• **THE INPUT**
■ ■ ■

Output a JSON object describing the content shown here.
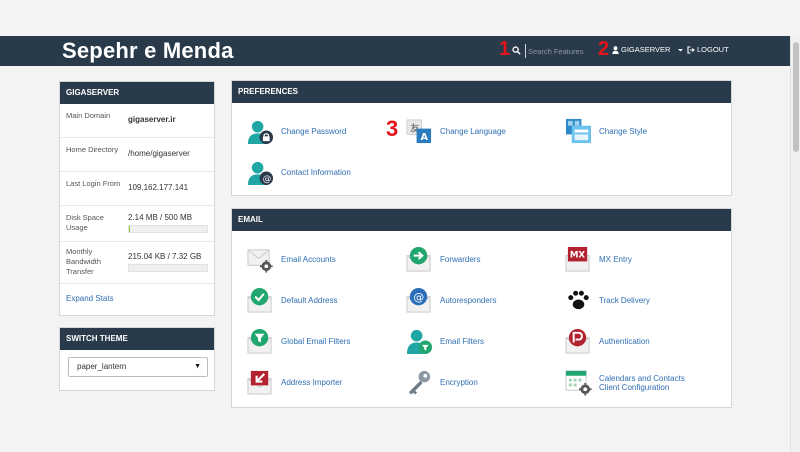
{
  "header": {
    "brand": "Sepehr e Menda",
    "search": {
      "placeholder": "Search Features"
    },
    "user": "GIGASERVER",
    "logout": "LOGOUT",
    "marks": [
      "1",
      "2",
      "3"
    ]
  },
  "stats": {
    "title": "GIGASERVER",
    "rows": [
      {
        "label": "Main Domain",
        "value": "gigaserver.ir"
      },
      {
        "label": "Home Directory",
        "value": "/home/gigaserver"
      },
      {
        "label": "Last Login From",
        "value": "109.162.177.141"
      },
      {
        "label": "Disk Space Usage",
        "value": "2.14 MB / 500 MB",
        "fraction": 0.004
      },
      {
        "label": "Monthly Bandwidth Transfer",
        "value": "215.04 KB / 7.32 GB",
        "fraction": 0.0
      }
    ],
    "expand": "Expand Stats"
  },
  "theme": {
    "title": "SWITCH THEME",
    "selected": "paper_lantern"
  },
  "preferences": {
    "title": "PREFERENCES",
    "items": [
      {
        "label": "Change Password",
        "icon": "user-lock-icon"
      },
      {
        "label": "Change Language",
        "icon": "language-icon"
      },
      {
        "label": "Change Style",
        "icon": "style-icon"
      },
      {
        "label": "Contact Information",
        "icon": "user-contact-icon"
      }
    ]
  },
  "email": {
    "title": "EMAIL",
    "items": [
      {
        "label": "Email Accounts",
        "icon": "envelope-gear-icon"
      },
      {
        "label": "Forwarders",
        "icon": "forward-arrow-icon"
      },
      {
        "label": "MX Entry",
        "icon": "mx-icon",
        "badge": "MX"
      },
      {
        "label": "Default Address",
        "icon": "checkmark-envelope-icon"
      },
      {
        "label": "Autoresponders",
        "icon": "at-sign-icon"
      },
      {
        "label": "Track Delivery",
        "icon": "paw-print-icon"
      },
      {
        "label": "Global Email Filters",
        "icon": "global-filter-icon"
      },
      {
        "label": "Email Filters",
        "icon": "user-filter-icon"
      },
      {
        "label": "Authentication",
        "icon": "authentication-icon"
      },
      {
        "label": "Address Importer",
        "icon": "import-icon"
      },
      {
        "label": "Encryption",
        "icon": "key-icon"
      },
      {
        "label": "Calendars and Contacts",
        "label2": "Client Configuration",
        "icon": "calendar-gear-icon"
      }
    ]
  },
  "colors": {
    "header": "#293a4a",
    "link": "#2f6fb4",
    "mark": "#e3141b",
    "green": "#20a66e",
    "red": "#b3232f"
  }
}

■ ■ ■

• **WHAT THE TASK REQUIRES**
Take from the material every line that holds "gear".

• **EXERCISE SOLUTION**
        "icon": "envelope-gear-icon"
        "icon": "calendar-gear-icon"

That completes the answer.